=== Exercise brief ===
Could you please retype all of the entries exactly as they appear?

=== Saved entries ===

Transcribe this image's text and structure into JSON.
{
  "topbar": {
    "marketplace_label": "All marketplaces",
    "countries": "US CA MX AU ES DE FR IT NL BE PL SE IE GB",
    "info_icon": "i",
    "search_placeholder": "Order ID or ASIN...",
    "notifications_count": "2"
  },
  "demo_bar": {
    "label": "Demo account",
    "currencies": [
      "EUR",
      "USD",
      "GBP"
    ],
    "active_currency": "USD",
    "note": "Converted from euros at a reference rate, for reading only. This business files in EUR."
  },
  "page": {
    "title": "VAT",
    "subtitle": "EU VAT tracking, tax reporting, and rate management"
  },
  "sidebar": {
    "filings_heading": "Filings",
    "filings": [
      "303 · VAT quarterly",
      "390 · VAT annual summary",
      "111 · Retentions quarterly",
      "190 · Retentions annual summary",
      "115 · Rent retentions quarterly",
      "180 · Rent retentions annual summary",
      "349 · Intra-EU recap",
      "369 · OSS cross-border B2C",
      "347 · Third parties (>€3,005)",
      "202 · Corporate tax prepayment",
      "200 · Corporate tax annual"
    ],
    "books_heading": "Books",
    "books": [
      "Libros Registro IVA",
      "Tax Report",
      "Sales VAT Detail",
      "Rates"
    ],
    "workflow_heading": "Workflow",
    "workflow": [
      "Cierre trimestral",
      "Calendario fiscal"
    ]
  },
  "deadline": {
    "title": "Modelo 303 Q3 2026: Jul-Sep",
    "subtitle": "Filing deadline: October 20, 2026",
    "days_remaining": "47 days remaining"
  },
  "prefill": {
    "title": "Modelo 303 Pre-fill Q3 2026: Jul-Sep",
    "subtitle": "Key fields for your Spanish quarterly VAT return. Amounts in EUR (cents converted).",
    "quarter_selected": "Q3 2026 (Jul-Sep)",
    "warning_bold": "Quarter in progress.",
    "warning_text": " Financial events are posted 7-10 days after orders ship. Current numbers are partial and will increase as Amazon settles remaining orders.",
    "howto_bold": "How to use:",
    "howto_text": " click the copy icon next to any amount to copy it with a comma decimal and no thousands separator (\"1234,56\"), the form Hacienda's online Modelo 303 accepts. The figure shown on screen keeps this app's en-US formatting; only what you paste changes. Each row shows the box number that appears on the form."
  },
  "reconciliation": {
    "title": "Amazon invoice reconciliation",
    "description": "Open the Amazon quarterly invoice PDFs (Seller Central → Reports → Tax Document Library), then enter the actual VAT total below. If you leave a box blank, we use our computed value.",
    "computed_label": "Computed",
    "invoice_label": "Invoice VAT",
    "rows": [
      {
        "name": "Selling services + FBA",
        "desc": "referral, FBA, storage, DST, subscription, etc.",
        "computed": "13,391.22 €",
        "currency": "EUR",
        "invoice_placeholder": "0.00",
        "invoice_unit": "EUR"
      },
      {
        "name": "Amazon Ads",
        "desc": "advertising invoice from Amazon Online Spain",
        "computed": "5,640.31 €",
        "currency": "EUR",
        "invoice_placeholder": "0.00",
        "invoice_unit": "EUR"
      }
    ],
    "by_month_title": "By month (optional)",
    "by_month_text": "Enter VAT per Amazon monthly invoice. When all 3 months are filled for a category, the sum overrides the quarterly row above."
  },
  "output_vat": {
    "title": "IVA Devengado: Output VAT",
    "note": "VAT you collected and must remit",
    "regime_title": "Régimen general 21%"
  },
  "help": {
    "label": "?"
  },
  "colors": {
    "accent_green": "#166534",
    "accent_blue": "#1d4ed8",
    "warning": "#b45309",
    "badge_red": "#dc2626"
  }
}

=== Result of this task ===
Transcribe this image's text and structure into JSON.
{
  "topbar": {
    "marketplace_label": "All marketplaces",
    "countries": "US CA MX AU ES DE FR IT NL BE PL SE IE GB",
    "info_icon": "i",
    "search_placeholder": "Order ID or ASIN...",
    "notifications_count": "2"
  },
  "demo_bar": {
    "label": "Demo account",
    "currencies": [
      "EUR",
      "USD",
      "GBP"
    ],
    "active_currency": "USD",
    "note": "Converted from euros at a reference rate, for reading only. This business files in EUR."
  },
  "page": {
    "title": "VAT",
    "subtitle": "EU VAT tracking, tax reporting, and rate management"
  },
  "sidebar": {
    "filings_heading": "Filings",
    "filings": [
      "303 · VAT quarterly",
      "390 · VAT annual summary",
      "111 · Retentions quarterly",
      "190 · Retentions annual summary",
      "115 · Rent retentions quarterly",
      "180 · Rent retentions annual summary",
      "349 · Intra-EU recap",
      "369 · OSS cross-border B2C",
      "347 · Third parties (>€3,005)",
      "202 · Corporate tax prepayment",
      "200 · Corporate tax annual"
    ],
    "books_heading": "Books",
    "books": [
      "Libros Registro IVA",
      "Tax Report",
      "Sales VAT Detail",
      "Rates"
    ],
    "workflow_heading": "Workflow",
    "workflow": [
      "Cierre trimestral",
      "Calendario fiscal"
    ]
  },
  "deadline": {
    "title": "Modelo 303 Q3 2026: Jul-Sep",
    "subtitle": "Filing deadline: October 20, 2026",
    "days_remaining": "47 days remaining"
  },
  "prefill": {
    "title": "Modelo 303 Pre-fill Q3 2026: Jul-Sep",
    "subtitle": "Key fields for your Spanish quarterly VAT return. Amounts in EUR (cents converted).",
    "quarter_selected": "Q3 2026 (Jul-Sep)",
    "warning_bold": "Quarter in progress.",
    "warning_text": " Financial events are posted 7-10 days after orders ship. Current numbers are partial and will increase as Amazon settles remaining orders.",
    "howto_bold": "How to use:",
    "howto_text": " click the copy icon next to any amount to copy it with a comma decimal and no thousands separator (\"1234,56\"), the form Hacienda's online Modelo 303 accepts. The figure shown on screen keeps this app's en-US formatting; only what you paste changes. Each row shows the box number that appears on the form."
  },
  "reconciliation": {
    "title": "Amazon invoice reconciliation",
    "description": "Open the Amazon quarterly invoice PDFs (Seller Central → Reports → Tax Document Library), then enter the actual VAT total below. If you leave a box blank, we use our computed value.",
    "computed_label": "Computed",
    "invoice_label": "Invoice VAT",
    "rows": [
      {
        "name": "Selling services + FBA",
        "desc": "referral, FBA, storage, DST, subscription, etc.",
        "computed": "13,391.22 €",
        "currency": "EUR",
        "invoice_placeholder": "0.00",
        "invoice_unit": "EUR"
      },
      {
        "name": "Amazon Ads",
        "desc": "advertising invoice from Amazon Online Spain",
        "computed": "5,640.31 €",
        "currency": "EUR",
        "invoice_placeholder": "0.00",
        "invoice_unit": "EUR"
      }
    ],
    "by_month_title": "By month (optional)",
    "by_month_text": "Enter VAT per Amazon monthly invoice. When all 3 months are filled for a category, the sum overrides the quarterly row above."
  },
  "output_vat": {
    "title": "IVA Devengado: Output VAT",
    "note": "VAT you collected and must remit",
    "regime_title": "Régimen general 21%"
  },
  "help": {
    "label": "?"
  },
  "colors": {
    "accent_green": "#166534",
    "accent_blue": "#1d4ed8",
    "warning": "#b45309",
    "badge_red": "#dc2626"
  }
}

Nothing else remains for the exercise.